Tag: History

Living Remnants: Arpitan in Southern Italy
Stracciatella: A Sprinkling of This & That

Living Remnants: Arpitan in Southern Italy

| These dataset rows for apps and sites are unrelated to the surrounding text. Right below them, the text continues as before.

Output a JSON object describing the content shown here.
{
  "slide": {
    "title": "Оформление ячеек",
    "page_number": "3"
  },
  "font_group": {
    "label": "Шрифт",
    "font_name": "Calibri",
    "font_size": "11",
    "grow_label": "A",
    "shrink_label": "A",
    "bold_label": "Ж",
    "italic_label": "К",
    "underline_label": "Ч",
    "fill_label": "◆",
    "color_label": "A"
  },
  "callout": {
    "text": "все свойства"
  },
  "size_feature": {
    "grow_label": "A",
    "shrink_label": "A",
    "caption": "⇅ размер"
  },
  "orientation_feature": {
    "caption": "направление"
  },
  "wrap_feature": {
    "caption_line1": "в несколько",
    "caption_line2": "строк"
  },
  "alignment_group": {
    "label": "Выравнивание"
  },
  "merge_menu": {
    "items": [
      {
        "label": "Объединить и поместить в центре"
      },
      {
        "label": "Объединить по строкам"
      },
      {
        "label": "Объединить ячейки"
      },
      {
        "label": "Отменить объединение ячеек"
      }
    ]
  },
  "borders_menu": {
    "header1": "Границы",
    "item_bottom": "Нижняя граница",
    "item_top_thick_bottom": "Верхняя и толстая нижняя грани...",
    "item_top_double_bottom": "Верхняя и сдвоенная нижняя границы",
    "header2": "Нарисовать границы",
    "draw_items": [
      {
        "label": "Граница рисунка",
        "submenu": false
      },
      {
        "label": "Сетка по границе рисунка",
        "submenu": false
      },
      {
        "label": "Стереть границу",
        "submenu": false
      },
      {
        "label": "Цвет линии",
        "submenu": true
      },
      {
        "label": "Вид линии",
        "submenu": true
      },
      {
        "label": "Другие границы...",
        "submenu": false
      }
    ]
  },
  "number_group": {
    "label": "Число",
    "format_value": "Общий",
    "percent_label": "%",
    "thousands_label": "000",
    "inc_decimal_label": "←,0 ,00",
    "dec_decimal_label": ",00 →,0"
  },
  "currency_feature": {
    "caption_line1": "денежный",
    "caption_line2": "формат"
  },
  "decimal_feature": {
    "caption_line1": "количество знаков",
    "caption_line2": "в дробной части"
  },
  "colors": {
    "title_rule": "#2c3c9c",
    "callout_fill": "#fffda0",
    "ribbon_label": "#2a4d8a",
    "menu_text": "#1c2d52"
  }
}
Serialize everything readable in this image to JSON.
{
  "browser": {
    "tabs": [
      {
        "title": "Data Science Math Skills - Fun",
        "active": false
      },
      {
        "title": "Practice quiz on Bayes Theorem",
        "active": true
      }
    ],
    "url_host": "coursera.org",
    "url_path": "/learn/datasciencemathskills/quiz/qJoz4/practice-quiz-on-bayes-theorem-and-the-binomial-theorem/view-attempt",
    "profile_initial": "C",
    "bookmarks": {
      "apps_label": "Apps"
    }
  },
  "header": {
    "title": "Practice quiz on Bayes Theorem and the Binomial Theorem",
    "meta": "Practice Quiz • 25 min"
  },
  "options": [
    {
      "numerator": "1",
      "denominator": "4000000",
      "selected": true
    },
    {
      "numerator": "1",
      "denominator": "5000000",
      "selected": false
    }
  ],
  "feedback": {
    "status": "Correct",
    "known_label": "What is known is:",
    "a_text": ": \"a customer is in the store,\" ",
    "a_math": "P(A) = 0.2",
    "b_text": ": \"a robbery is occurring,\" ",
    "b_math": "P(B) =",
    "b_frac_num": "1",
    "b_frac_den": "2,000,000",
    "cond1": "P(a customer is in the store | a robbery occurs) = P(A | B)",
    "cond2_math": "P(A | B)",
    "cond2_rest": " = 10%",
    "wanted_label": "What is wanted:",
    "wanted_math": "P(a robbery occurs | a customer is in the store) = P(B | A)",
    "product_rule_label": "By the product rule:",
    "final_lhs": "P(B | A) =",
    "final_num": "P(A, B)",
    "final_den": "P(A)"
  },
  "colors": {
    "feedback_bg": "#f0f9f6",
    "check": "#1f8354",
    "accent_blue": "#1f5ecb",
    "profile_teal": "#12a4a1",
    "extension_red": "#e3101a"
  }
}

A view of Faeto's center (Photo: Stephen J. Cerulli) by Stephen J. Cerulli August 1, 2020 (This is a modified and updated version on an article first published in: 1 University Place: Volume 1 / Issue 2 / Spring 2015) Nestled in the rolling hills of the Daunian Mountains, in northern Apulia, lies the village of Faeto. The Faítare, the village’s residents, affectionately call it “Faít”. Though this may seem like a cute moniker, or a southern Italian dialect place-name, neither is the case. In fact, the name is not Italian at all, it is a dialect of Arpitan, a romance language spoken in the Swiss, Italian, and French Alps (The neighboring village of Celle San Vito also speaks a dialect of Arpitan). So what exactly is Arpitan?[1] And why is an Alpine language spoken in southern Ital...
Why Pummarolə?
Opinion

Why Pummarolə?

Some explanation of our name by Samantha Pinto, on behalf of Pummarolə July 31, 2020 Image description: Painting by Renato Guttuso, Sicilian painter. Five red, furrowed tomatoes appear on a brown and white background, perhaps a wooden table. Pummarola is the Neapolitan word for tomato. What food staple is more emblematic of the Italian Diaspora than the tomato? It is the basis of gravy (otherwise known as “pasta sauce”) whose acidic-garlicky scent wafts through the streets of South Philly every Sunday afternoon. The tomato, despite being native to Central America, has become the basis of our peasant dishes, our street foods, and our comfort foods. Like the Italian diaspora, it’s a fruit that has been contested, mischaracterized, and sometimes maligned; yet, it has also become ...
Why Italian Americans Should Support Black Lives Matter
Opinion

Why Italian Americans Should Support Black Lives Matter

by Ross Caputi To the dismay of many Italian-Americans, statues of Christopher Columbus have become a target of the abolitionist wrath elicited by the murders of George Floyd and Breonna Taylor. Though once seen as permanent fixtures of our cultural landscape, the month of June has cast a precarious future on many of the most well-known statues in our communities. All symbols of historic and contemporary racism have suddenly become candidates to be torn down. The fallen Christopher Columbus statue outside the Minnesota State Capitol after a group led by American Indian Movement members tore it down in St. Paul, Minnesota, on June 10, 2020. The reaction from the Italian-American community has been mixed, with some interpreting the vandalism of Columbus statues as an attack on Ita...